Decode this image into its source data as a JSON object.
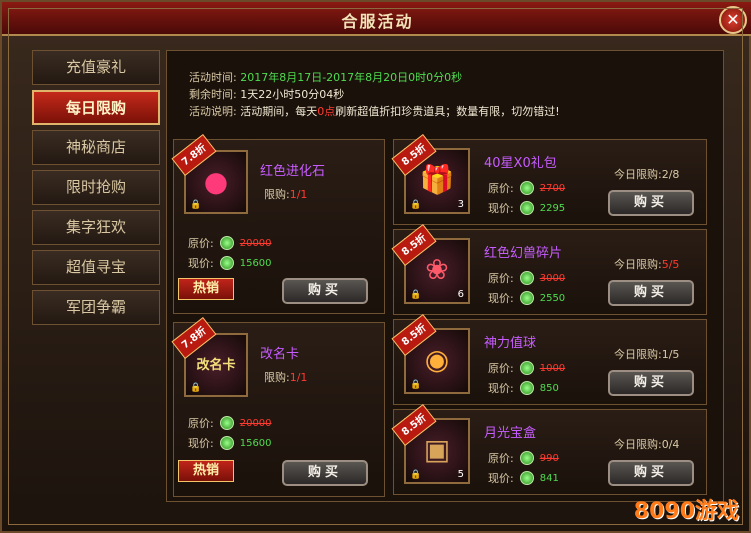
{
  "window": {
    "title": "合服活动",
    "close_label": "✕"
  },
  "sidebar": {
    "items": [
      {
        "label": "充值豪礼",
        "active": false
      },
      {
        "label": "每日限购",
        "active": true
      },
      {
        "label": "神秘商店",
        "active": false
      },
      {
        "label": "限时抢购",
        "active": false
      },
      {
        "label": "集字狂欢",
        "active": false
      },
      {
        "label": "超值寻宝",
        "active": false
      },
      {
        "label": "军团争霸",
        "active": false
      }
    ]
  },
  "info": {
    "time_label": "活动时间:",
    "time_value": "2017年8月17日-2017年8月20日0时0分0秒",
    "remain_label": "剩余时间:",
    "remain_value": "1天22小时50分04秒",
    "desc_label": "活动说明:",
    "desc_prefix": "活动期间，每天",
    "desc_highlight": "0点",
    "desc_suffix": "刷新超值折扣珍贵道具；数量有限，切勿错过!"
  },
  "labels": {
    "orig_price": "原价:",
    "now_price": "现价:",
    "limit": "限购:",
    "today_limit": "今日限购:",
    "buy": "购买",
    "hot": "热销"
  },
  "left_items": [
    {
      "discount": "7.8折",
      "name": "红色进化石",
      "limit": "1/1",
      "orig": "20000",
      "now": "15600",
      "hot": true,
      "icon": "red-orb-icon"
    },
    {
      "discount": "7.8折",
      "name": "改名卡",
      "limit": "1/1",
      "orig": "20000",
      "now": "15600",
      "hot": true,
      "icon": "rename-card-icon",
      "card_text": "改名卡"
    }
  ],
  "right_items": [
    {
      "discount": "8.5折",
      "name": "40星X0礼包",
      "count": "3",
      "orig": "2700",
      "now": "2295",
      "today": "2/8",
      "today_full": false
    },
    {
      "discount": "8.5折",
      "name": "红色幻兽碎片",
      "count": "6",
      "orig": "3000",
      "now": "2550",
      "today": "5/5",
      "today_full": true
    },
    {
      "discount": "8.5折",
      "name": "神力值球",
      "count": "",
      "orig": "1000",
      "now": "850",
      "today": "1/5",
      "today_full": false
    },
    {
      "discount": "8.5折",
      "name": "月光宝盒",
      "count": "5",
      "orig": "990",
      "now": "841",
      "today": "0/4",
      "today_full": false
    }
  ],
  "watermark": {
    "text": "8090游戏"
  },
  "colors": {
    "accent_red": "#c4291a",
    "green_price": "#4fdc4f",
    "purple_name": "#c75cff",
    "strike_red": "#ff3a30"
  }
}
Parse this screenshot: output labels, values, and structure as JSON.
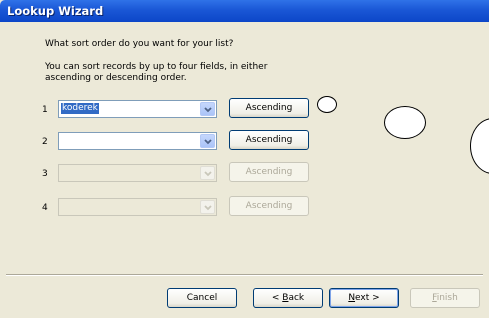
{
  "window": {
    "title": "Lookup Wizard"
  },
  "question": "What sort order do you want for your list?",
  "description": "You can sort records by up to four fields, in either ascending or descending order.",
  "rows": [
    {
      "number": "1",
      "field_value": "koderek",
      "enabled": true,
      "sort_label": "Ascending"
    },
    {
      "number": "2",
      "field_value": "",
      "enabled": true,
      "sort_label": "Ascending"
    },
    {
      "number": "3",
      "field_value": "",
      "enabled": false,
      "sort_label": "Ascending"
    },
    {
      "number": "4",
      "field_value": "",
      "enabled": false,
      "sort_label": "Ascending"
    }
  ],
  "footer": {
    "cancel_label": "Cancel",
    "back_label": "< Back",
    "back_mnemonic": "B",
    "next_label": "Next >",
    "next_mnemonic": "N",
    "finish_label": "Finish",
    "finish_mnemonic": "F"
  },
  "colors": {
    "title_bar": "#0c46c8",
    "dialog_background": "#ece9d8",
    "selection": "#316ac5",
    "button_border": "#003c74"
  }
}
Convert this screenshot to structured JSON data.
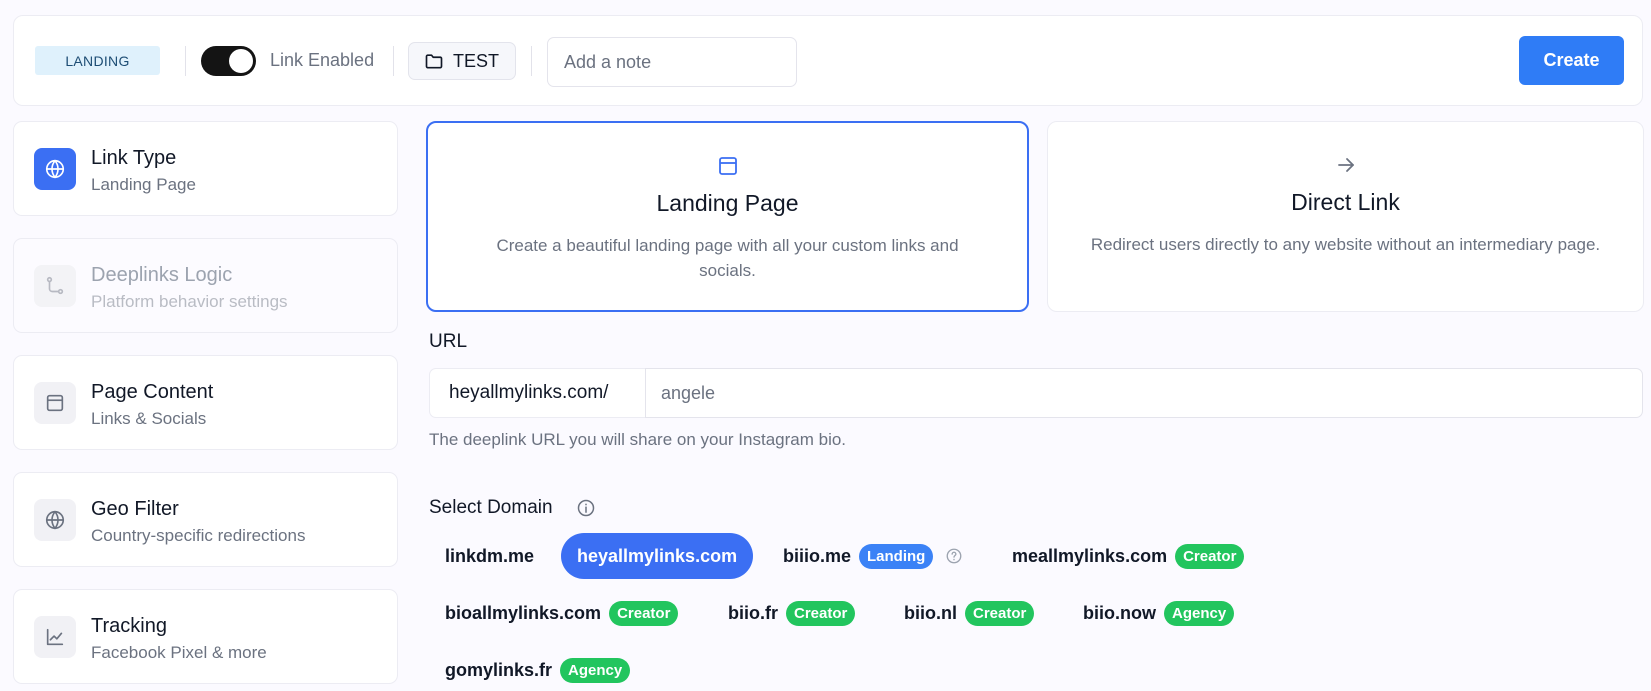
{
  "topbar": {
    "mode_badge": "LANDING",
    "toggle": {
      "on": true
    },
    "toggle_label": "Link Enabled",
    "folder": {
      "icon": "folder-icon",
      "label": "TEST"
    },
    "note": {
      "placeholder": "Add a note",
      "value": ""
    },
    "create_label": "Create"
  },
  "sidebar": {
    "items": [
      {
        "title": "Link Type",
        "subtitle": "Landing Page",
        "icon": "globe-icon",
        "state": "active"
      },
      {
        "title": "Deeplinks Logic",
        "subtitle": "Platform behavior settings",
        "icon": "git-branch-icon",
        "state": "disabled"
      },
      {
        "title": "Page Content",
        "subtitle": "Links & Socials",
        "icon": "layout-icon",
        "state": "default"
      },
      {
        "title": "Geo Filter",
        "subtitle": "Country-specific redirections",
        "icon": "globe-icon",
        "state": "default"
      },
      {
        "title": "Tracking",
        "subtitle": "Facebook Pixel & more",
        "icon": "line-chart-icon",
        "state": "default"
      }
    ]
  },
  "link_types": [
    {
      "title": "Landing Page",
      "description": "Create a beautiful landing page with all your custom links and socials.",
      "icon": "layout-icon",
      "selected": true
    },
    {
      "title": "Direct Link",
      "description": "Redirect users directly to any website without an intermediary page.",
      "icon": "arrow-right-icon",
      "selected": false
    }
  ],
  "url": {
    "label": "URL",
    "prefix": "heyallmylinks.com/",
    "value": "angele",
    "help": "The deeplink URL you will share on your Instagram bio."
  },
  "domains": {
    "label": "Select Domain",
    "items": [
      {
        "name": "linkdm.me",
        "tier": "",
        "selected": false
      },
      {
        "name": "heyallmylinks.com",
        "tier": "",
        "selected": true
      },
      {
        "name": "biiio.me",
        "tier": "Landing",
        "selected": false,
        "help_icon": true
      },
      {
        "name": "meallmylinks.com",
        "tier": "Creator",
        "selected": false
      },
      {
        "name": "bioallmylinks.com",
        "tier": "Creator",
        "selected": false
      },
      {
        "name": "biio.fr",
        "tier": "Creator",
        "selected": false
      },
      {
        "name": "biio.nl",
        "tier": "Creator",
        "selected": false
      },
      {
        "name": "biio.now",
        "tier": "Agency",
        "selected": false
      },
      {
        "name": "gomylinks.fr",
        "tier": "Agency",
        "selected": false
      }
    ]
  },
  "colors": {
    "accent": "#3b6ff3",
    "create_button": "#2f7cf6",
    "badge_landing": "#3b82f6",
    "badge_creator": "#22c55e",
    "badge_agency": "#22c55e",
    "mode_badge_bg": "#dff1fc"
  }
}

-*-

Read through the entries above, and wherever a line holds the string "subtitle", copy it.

ANSWER AREA:
        "subtitle": "Landing Page",
        "subtitle": "Platform behavior settings",
        "subtitle": "Links & Socials",
        "subtitle": "Country-specific redirections",
        "subtitle": "Facebook Pixel & more",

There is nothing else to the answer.